HOW TO COMPLETE THIS TASK
Provide a verbatim copy of all the records below, leaving the images out.

GIVEN RECORDS
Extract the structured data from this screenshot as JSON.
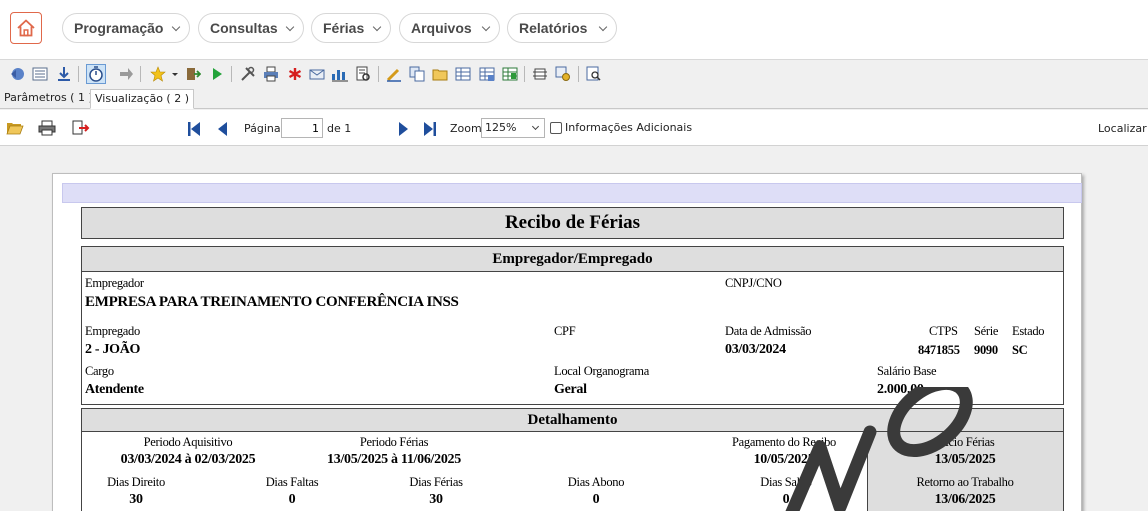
{
  "nav": {
    "menus": [
      "Programação",
      "Consultas",
      "Férias",
      "Arquivos",
      "Relatórios"
    ]
  },
  "toolbar": {
    "icons": [
      "back-icon",
      "list-icon",
      "download-icon",
      "stopwatch-icon",
      "forward-icon",
      "star-icon",
      "dropdown-icon",
      "exit-icon",
      "play-icon",
      "tools-icon",
      "printer-icon",
      "asterisk-icon",
      "mail-icon",
      "chart-icon",
      "report-icon",
      "edit-icon",
      "copy-icon",
      "folder-icon",
      "table-icon",
      "table-export-icon",
      "spreadsheet-icon",
      "layout-icon",
      "settings-icon",
      "preview-icon"
    ]
  },
  "tabs": [
    {
      "label": "Parâmetros ( 1 )",
      "active": false
    },
    {
      "label": "Visualização ( 2 )",
      "active": true
    }
  ],
  "viewer_bar": {
    "page_label": "Página",
    "page_value": "1",
    "page_of": "de 1",
    "zoom_label": "Zoom",
    "zoom_value": "125%",
    "extra_info_label": "Informações Adicionais",
    "find_label": "Localizar"
  },
  "report": {
    "title": "Recibo de Férias",
    "section_employer": "Empregador/Empregado",
    "employer_label": "Empregador",
    "employer_value": "EMPRESA PARA TREINAMENTO CONFERÊNCIA INSS",
    "cnpj_label": "CNPJ/CNO",
    "employee_label": "Empregado",
    "employee_value": "2 - JOÃO",
    "cpf_label": "CPF",
    "admission_label": "Data de Admissão",
    "admission_value": "03/03/2024",
    "ctps_label": "CTPS",
    "ctps_value": "8471855",
    "serie_label": "Série",
    "serie_value": "9090",
    "estado_label": "Estado",
    "estado_value": "SC",
    "cargo_label": "Cargo",
    "cargo_value": "Atendente",
    "local_label": "Local Organograma",
    "local_value": "Geral",
    "salario_label": "Salário Base",
    "salario_value": "2.000,00",
    "section_detail": "Detalhamento",
    "periodo_aquisitivo_label": "Periodo Aquisitivo",
    "periodo_aquisitivo_value": "03/03/2024 à 02/03/2025",
    "periodo_ferias_label": "Periodo Férias",
    "periodo_ferias_value": "13/05/2025 à 11/06/2025",
    "pagamento_label": "Pagamento do Recibo",
    "pagamento_value": "10/05/2025",
    "inicio_label": "Inicio Férias",
    "inicio_value": "13/05/2025",
    "dias_direito_label": "Dias Direito",
    "dias_direito_value": "30",
    "dias_faltas_label": "Dias Faltas",
    "dias_faltas_value": "0",
    "dias_ferias_label": "Dias Férias",
    "dias_ferias_value": "30",
    "dias_abono_label": "Dias Abono",
    "dias_abono_value": "0",
    "dias_saldo_label": "Dias Saldo",
    "dias_saldo_value": "0",
    "retorno_label": "Retorno ao Trabalho",
    "retorno_value": "13/06/2025"
  },
  "colors": {
    "accent": "#e0684a",
    "header_fill": "#dedede",
    "page_strip": "#dedef7"
  }
}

SOLUTION FOR THIS TASK
Extract the structured data from this screenshot as JSON.
{
  "nav": {
    "menus": [
      "Programação",
      "Consultas",
      "Férias",
      "Arquivos",
      "Relatórios"
    ]
  },
  "toolbar": {
    "icons": [
      "back-icon",
      "list-icon",
      "download-icon",
      "stopwatch-icon",
      "forward-icon",
      "star-icon",
      "dropdown-icon",
      "exit-icon",
      "play-icon",
      "tools-icon",
      "printer-icon",
      "asterisk-icon",
      "mail-icon",
      "chart-icon",
      "report-icon",
      "edit-icon",
      "copy-icon",
      "folder-icon",
      "table-icon",
      "table-export-icon",
      "spreadsheet-icon",
      "layout-icon",
      "settings-icon",
      "preview-icon"
    ]
  },
  "tabs": [
    {
      "label": "Parâmetros ( 1 )",
      "active": false
    },
    {
      "label": "Visualização ( 2 )",
      "active": true
    }
  ],
  "viewer_bar": {
    "page_label": "Página",
    "page_value": "1",
    "page_of": "de 1",
    "zoom_label": "Zoom",
    "zoom_value": "125%",
    "extra_info_label": "Informações Adicionais",
    "find_label": "Localizar"
  },
  "report": {
    "title": "Recibo de Férias",
    "section_employer": "Empregador/Empregado",
    "employer_label": "Empregador",
    "employer_value": "EMPRESA PARA TREINAMENTO CONFERÊNCIA INSS",
    "cnpj_label": "CNPJ/CNO",
    "employee_label": "Empregado",
    "employee_value": "2 - JOÃO",
    "cpf_label": "CPF",
    "admission_label": "Data de Admissão",
    "admission_value": "03/03/2024",
    "ctps_label": "CTPS",
    "ctps_value": "8471855",
    "serie_label": "Série",
    "serie_value": "9090",
    "estado_label": "Estado",
    "estado_value": "SC",
    "cargo_label": "Cargo",
    "cargo_value": "Atendente",
    "local_label": "Local Organograma",
    "local_value": "Geral",
    "salario_label": "Salário Base",
    "salario_value": "2.000,00",
    "section_detail": "Detalhamento",
    "periodo_aquisitivo_label": "Periodo Aquisitivo",
    "periodo_aquisitivo_value": "03/03/2024 à 02/03/2025",
    "periodo_ferias_label": "Periodo Férias",
    "periodo_ferias_value": "13/05/2025 à 11/06/2025",
    "pagamento_label": "Pagamento do Recibo",
    "pagamento_value": "10/05/2025",
    "inicio_label": "Inicio Férias",
    "inicio_value": "13/05/2025",
    "dias_direito_label": "Dias Direito",
    "dias_direito_value": "30",
    "dias_faltas_label": "Dias Faltas",
    "dias_faltas_value": "0",
    "dias_ferias_label": "Dias Férias",
    "dias_ferias_value": "30",
    "dias_abono_label": "Dias Abono",
    "dias_abono_value": "0",
    "dias_saldo_label": "Dias Saldo",
    "dias_saldo_value": "0",
    "retorno_label": "Retorno ao Trabalho",
    "retorno_value": "13/06/2025"
  },
  "colors": {
    "accent": "#e0684a",
    "header_fill": "#dedede",
    "page_strip": "#dedef7"
  }
}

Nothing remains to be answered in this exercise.